Part II. Preparing for Worship (part 5 of 5)
B. External Preparation
3. Practicing Your Songs
Being present at practice is part of your commitment as a servant. Reading on, it will be easy to see why this is so.
We have said previously that whether God accepts our offering of praise ultimately depends on Him. This should not mean however that practicing or preparing for worship is futile. Our ministry’s namesake proclaimed that he will “not sacrifice to the Lord God burnt offerings that cost [him] nothing.” (II Samuel 24:24). In the same way, let us willingly sacrifice our time and energy in developing the gifts we have been given.
Before meeting with the ministry for practice, make sure you’ve practiced on your own, especially if you plan to introduce a new song for your lineup. See to it that you’ve prepared all necessary materials your co-ministers may need to learn the song (e.g. songsheets, mp3 copies of the song). Above all, make certain that you know the song by heart so that you can confidently and effectively teach it to others. All these steps are more useful if done ahead of time (i.e. before the appointed day of practice).

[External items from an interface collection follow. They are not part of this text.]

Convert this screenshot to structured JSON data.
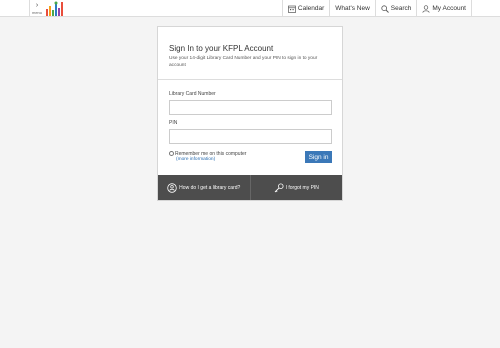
{
  "header": {
    "menu_label": "menu",
    "nav": [
      {
        "label": "Calendar",
        "icon": "calendar-icon"
      },
      {
        "label": "What's New",
        "icon": ""
      },
      {
        "label": "Search",
        "icon": "search-icon"
      },
      {
        "label": "My Account",
        "icon": "user-icon"
      }
    ]
  },
  "signin": {
    "title": "Sign In to your KFPL Account",
    "subtitle": "Use your 14-digit Library Card Number and your PIN to sign in to your account",
    "card_label": "Library Card Number",
    "card_value": "",
    "pin_label": "PIN",
    "pin_value": "",
    "remember_label": "Remember me on this computer",
    "more_info": "(more information)",
    "button_label": "Sign in"
  },
  "footer": {
    "get_card": "How do I get a library card?",
    "forgot_pin": "I forgot my PIN"
  },
  "colors": {
    "accent": "#3b78b8",
    "footer_bg": "#4d4d4d",
    "page_bg": "#f4f4f4"
  }
}
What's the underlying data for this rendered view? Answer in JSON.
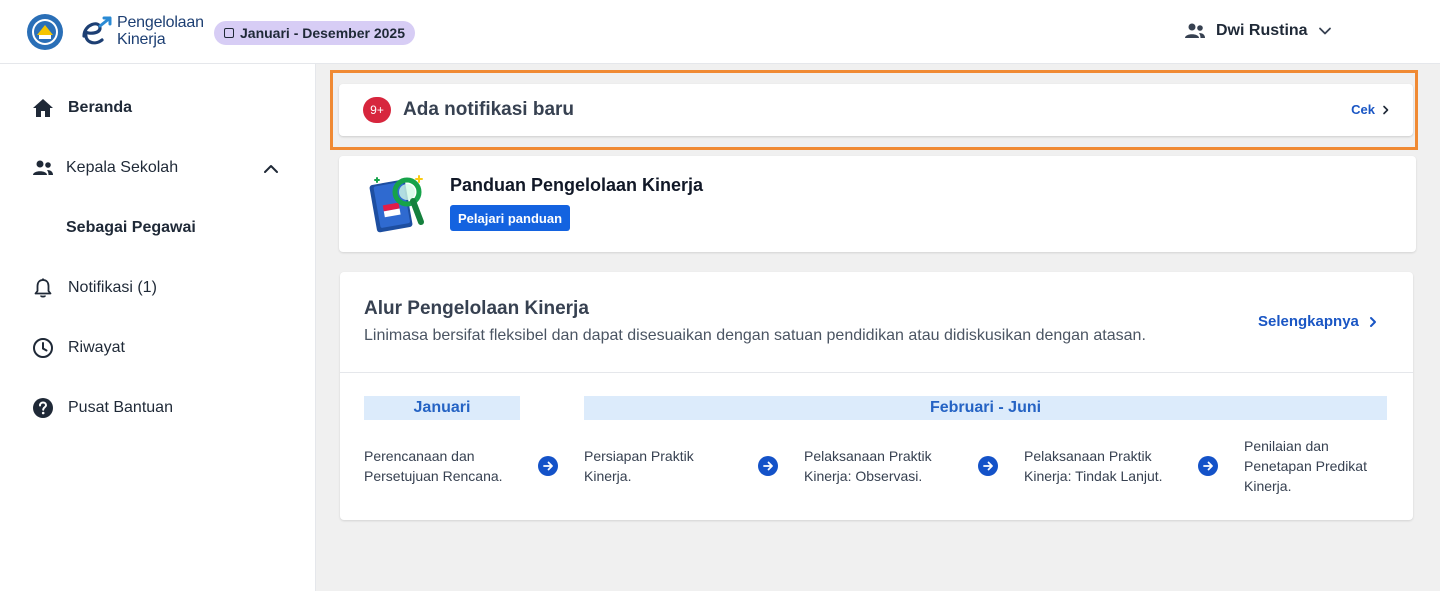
{
  "header": {
    "brand_line1": "Pengelolaan",
    "brand_line2": "Kinerja",
    "period": "Januari - Desember 2025",
    "user_name": "Dwi Rustina"
  },
  "sidebar": {
    "items": [
      {
        "label": "Beranda",
        "icon": "home-icon"
      },
      {
        "label": "Kepala Sekolah",
        "icon": "people-icon"
      },
      {
        "label": "Sebagai Pegawai"
      },
      {
        "label": "Notifikasi (1)",
        "icon": "bell-icon"
      },
      {
        "label": "Riwayat",
        "icon": "clock-icon"
      },
      {
        "label": "Pusat Bantuan",
        "icon": "help-icon"
      }
    ]
  },
  "notification": {
    "badge": "9+",
    "text": "Ada notifikasi baru",
    "link": "Cek"
  },
  "guide": {
    "title": "Panduan Pengelolaan Kinerja",
    "button": "Pelajari panduan"
  },
  "flow": {
    "title": "Alur Pengelolaan Kinerja",
    "subtitle": "Linimasa bersifat fleksibel dan dapat disesuaikan dengan satuan pendidikan atau didiskusikan dengan atasan.",
    "more": "Selengkapnya",
    "phases": [
      "Januari",
      "Februari - Juni"
    ],
    "steps": [
      {
        "line1": "Perencanaan dan",
        "line2": "Persetujuan Rencana."
      },
      {
        "line1": "Persiapan Praktik",
        "line2": "Kinerja."
      },
      {
        "line1": "Pelaksanaan Praktik",
        "line2": "Kinerja: Observasi."
      },
      {
        "line1": "Pelaksanaan Praktik",
        "line2": "Kinerja: Tindak Lanjut."
      },
      {
        "line1": "Penilaian dan",
        "line2": "Penetapan Predikat",
        "line3": "Kinerja."
      }
    ]
  },
  "colors": {
    "accent_blue": "#1463e0",
    "highlight_orange": "#f08a34",
    "badge_red": "#d7263d",
    "pill_purple": "#d7cdf5"
  }
}
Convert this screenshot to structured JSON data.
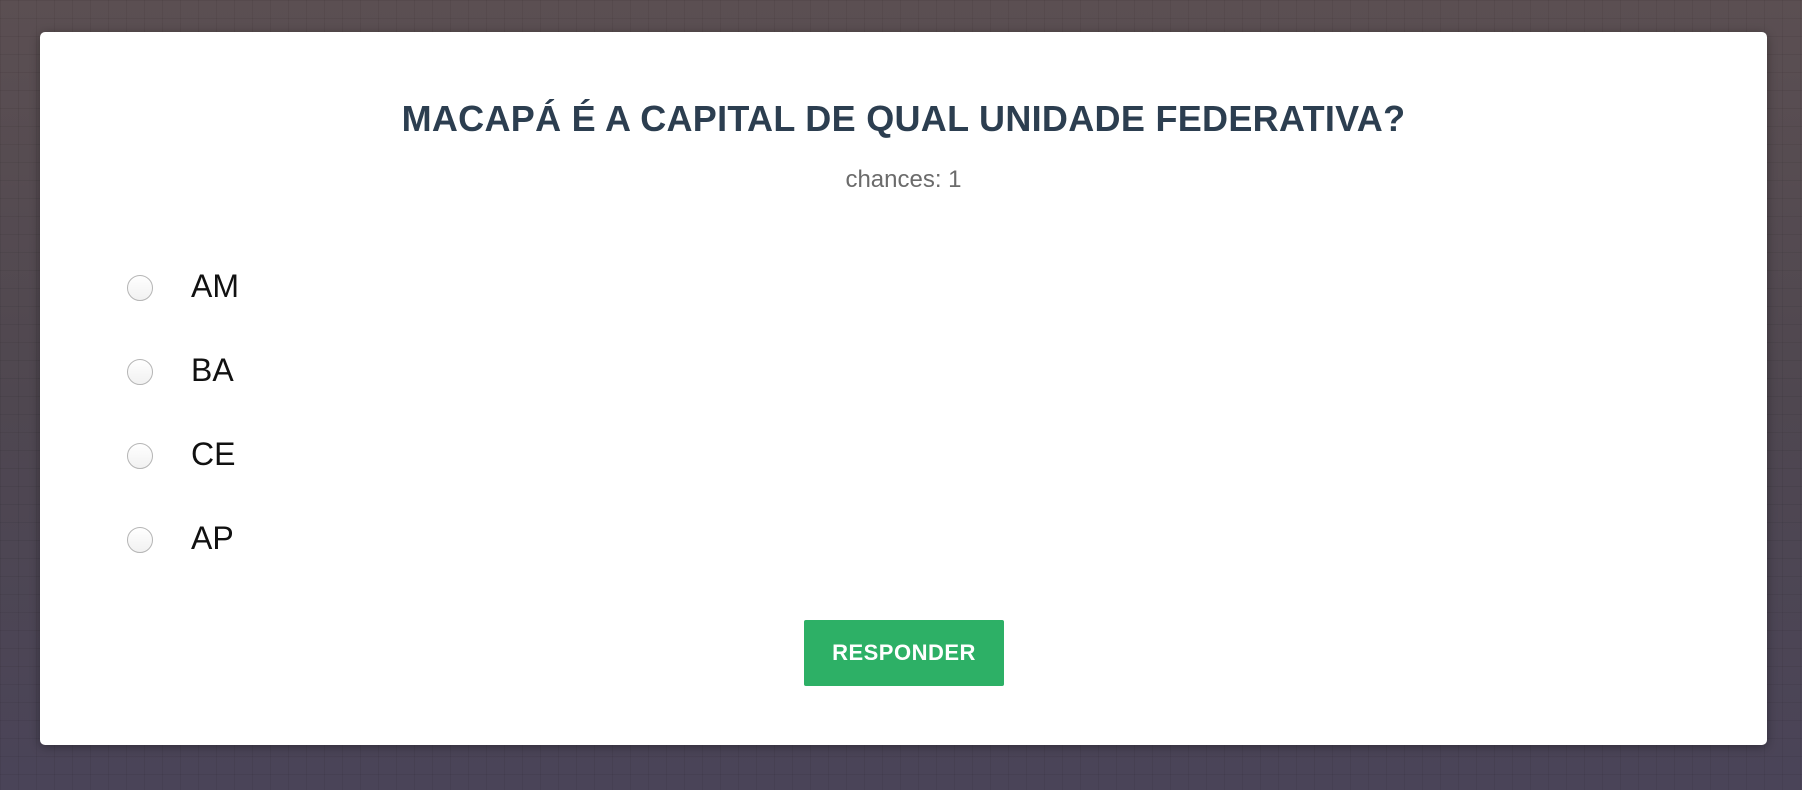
{
  "quiz": {
    "question": "MACAPÁ É A CAPITAL DE QUAL UNIDADE FEDERATIVA?",
    "chances_text": "chances: 1",
    "options": [
      {
        "label": "AM",
        "selected": false
      },
      {
        "label": "BA",
        "selected": false
      },
      {
        "label": "CE",
        "selected": false
      },
      {
        "label": "AP",
        "selected": false
      }
    ],
    "submit_label": "RESPONDER"
  },
  "colors": {
    "title": "#2c3e50",
    "button_bg": "#2db066",
    "background": "#4e4651"
  }
}
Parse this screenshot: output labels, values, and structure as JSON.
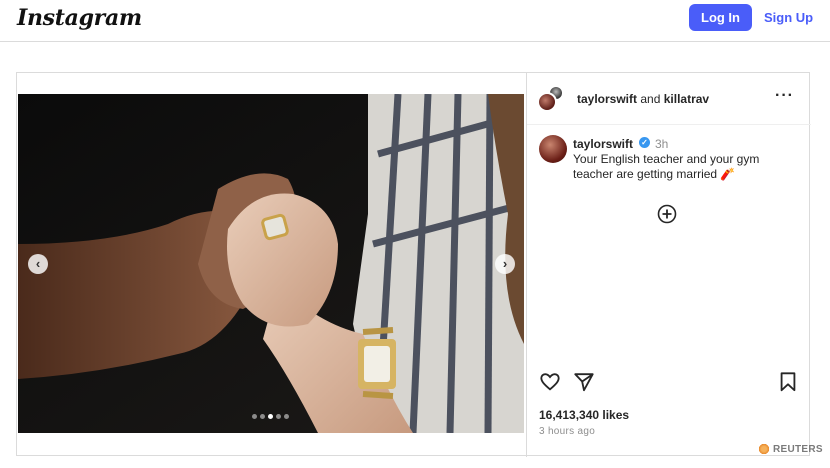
{
  "header": {
    "logo_text": "Instagram",
    "login_label": "Log In",
    "signup_label": "Sign Up",
    "accent_color": "#4a5df9"
  },
  "post": {
    "owner": "taylorswift",
    "conjunction": "and",
    "collaborator": "killatrav",
    "more_icon": "more-horizontal-icon",
    "caption": {
      "username": "taylorswift",
      "verified": true,
      "time": "3h",
      "text": "Your English teacher and your gym teacher are getting married 🧨"
    },
    "carousel": {
      "total_slides": 5,
      "active_slide": 3,
      "prev_icon": "chevron-left-icon",
      "next_icon": "chevron-right-icon"
    },
    "add_comment_icon": "plus-circle-icon",
    "actions": [
      "heart-icon",
      "share-icon",
      "bookmark-icon"
    ],
    "likes_text": "16,413,340 likes",
    "time_ago": "3 hours ago"
  },
  "watermark": {
    "text": "REUTERS"
  }
}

If you were able to do a worship “dry-run” during private prayer, now is the time to explain and instruct the group on all the special riffs, transitions and modifications you have planned for your worship songs. Close coordination with regards to starts and stops, order of verses, pauses, instrumentals, accompaniment build-up, planned spontaneous singing and others is tremendously helpful in making a seamlessly put together worship. Our goal is to bring people to worship, and the less they are distracted by our unsure entrances and confused singing, the better. (In other words, don’t let your lack of practice or coordination be the one that prevents them from having a genuine worship experience).
Lastly, constant practice is essential in making the ministry a unified worshiping body. Steve Pruitt speaks truly in saying, “Spontaneity is best when it is under girded with thorough preparation.” Sharing the same thoughts about how and when a song begins or ends, or how it segues to spontaneous singing, can only be achieved through regular practice over time.
As has already been said, you can only take others to places you yourself have been. So bring your level of private worship to your ministry practices, and subsequently, may the unified worshiping spirit you share during practice translate to worship in community.